— What you need to do —
Report how many lines below contain the word "checked", and give only that number.

— Records for this task —

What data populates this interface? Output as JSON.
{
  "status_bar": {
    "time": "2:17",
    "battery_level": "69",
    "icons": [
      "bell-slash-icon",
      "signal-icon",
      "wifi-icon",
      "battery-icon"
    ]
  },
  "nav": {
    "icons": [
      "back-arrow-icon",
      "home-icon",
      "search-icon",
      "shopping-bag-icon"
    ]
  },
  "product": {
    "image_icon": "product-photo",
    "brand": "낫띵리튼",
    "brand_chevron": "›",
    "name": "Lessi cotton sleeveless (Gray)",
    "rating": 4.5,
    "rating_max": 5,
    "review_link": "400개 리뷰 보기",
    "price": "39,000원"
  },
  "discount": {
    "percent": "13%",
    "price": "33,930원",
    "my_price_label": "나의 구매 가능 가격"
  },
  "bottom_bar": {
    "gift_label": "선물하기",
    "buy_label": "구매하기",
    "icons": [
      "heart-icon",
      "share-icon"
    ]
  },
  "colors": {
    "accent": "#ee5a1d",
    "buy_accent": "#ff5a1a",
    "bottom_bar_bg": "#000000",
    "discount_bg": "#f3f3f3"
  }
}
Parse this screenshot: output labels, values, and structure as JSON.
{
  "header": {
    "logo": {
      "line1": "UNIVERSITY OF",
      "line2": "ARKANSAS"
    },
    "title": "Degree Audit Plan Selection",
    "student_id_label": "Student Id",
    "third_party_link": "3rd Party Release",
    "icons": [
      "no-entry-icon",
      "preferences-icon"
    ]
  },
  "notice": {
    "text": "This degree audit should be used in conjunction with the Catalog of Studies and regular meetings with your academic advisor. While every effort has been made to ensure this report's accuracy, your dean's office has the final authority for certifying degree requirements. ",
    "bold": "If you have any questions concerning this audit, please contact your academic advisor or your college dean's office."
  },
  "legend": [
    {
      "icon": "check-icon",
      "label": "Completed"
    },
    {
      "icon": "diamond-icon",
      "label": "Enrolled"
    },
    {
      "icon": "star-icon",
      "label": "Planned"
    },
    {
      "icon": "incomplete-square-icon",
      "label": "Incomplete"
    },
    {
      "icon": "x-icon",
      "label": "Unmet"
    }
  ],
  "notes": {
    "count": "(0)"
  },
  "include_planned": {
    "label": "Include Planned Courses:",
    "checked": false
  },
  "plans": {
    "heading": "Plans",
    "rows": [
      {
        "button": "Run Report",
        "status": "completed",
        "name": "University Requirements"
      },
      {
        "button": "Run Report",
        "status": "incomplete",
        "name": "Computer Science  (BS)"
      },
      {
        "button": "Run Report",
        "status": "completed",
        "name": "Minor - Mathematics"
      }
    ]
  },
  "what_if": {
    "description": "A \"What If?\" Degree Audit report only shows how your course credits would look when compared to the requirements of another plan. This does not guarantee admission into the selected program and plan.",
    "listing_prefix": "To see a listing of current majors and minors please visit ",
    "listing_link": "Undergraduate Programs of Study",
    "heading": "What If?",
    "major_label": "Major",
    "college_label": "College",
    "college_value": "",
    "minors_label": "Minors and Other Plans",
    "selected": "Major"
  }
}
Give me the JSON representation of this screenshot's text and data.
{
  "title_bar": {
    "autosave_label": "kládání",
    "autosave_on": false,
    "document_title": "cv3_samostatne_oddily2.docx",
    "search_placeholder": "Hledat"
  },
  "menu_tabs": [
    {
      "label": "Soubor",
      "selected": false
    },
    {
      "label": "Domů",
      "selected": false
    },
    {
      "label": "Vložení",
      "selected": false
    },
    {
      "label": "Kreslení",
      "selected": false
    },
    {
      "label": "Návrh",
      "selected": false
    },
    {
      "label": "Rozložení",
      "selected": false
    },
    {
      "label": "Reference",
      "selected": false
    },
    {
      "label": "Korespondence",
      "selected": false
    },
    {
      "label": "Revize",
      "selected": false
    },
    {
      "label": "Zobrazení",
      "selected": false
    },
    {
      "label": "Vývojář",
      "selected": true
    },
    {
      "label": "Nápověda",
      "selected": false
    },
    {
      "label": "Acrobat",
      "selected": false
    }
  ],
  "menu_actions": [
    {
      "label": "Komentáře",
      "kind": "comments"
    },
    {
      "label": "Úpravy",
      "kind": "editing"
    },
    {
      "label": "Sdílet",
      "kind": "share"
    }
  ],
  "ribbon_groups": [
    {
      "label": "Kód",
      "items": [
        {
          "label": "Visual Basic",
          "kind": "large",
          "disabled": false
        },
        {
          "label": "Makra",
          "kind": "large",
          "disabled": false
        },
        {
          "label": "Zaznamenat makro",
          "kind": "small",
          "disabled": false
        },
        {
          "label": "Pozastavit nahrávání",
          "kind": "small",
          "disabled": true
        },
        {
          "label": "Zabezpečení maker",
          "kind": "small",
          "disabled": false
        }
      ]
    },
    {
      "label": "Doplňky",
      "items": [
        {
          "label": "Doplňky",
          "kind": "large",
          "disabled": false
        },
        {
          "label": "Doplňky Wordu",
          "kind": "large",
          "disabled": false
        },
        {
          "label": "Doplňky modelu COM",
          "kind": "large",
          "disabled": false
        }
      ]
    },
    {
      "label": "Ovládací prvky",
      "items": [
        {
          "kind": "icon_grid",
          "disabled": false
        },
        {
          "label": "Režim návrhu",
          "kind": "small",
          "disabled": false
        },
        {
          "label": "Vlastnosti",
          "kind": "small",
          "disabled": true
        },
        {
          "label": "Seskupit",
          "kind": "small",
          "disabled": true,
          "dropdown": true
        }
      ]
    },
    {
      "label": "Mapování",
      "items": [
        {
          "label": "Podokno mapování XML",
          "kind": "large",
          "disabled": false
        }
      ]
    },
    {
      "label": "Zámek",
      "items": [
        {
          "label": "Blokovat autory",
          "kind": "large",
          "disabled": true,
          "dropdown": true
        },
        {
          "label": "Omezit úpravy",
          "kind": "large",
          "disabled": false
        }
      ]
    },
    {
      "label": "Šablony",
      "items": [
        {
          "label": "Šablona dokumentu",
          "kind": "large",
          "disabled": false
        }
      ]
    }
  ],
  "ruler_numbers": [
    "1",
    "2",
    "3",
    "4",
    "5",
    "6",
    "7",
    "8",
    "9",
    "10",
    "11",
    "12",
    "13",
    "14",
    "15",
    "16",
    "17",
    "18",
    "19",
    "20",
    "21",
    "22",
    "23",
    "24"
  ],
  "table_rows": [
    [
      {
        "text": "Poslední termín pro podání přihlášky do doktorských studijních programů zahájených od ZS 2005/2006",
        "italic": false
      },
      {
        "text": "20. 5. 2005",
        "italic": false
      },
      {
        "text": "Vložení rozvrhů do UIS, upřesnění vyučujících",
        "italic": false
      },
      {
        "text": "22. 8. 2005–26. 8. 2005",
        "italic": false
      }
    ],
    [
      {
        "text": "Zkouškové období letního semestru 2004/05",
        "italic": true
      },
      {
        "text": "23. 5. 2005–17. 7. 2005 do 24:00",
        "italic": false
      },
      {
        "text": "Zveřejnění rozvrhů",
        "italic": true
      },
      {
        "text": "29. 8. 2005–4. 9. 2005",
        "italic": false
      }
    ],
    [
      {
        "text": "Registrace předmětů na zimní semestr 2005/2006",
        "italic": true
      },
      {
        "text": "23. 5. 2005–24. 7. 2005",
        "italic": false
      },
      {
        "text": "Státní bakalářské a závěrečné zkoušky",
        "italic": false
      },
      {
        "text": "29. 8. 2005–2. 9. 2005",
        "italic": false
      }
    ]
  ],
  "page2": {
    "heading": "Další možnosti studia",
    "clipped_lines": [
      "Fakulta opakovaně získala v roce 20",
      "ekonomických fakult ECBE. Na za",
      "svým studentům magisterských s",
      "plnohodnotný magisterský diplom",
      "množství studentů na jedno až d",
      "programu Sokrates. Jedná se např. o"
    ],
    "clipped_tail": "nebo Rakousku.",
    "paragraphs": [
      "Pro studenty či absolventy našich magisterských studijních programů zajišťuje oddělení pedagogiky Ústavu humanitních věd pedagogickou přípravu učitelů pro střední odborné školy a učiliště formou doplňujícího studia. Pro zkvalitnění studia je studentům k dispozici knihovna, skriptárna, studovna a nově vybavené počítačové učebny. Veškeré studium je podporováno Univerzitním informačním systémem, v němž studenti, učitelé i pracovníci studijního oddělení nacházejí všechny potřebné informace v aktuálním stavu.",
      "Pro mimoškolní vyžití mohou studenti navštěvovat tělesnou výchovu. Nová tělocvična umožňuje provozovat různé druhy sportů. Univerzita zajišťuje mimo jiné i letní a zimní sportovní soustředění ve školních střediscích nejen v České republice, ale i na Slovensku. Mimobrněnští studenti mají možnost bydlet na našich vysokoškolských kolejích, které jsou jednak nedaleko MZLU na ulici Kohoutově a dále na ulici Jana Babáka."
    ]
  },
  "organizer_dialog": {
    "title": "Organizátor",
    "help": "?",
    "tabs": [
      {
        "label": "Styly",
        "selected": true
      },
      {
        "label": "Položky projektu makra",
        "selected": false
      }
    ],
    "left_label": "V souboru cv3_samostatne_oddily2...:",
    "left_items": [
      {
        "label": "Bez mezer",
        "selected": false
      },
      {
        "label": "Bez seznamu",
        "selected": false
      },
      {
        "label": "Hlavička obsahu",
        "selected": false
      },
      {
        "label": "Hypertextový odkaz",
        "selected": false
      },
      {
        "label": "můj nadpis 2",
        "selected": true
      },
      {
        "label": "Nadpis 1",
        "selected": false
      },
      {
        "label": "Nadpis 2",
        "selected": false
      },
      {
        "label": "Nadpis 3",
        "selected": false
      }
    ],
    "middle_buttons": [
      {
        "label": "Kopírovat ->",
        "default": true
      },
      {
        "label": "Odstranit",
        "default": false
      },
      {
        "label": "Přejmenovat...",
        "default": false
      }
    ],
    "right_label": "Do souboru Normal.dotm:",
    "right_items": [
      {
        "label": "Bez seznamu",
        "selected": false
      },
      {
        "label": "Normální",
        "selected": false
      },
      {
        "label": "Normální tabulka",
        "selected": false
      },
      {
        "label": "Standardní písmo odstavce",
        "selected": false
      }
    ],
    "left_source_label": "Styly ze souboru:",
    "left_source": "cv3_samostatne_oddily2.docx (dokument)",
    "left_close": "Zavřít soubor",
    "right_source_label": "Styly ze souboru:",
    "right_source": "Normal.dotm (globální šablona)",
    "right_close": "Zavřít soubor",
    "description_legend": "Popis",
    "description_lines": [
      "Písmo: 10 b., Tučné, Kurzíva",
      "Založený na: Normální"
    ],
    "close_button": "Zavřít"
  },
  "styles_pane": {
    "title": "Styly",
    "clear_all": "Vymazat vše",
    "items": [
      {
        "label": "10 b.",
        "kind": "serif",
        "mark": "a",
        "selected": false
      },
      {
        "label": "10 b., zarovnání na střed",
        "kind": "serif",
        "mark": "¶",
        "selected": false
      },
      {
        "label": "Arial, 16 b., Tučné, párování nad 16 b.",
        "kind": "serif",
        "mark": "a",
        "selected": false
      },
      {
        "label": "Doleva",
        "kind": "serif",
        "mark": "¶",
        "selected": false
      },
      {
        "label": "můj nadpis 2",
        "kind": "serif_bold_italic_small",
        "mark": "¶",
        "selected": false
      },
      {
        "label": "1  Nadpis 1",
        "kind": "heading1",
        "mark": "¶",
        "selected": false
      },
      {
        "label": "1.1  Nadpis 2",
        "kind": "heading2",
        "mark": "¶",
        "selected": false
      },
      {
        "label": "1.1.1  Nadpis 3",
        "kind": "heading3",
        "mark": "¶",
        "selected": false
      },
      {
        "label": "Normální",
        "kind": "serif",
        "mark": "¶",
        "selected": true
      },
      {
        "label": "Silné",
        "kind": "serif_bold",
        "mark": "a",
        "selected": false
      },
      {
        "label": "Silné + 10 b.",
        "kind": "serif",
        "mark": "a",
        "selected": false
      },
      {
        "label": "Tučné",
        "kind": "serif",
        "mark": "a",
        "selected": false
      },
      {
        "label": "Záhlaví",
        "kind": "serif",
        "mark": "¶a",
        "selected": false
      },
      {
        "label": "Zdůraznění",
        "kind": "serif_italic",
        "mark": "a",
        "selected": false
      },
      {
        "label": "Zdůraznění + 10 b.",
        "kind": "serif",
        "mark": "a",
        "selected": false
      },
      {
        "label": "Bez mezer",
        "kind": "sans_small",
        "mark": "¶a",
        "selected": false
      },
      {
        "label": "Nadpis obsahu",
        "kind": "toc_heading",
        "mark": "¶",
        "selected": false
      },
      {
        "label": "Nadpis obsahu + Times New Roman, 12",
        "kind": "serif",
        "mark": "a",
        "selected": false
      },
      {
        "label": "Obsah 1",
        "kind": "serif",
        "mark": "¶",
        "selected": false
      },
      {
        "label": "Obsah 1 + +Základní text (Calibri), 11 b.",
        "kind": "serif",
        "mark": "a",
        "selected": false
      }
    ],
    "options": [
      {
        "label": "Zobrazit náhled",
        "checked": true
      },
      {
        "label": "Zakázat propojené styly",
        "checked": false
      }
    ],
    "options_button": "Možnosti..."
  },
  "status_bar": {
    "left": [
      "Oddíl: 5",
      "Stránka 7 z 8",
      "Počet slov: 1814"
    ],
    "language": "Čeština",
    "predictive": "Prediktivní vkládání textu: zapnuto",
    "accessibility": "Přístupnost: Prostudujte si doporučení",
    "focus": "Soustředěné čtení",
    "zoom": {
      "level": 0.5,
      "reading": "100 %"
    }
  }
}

— Exercise result —
3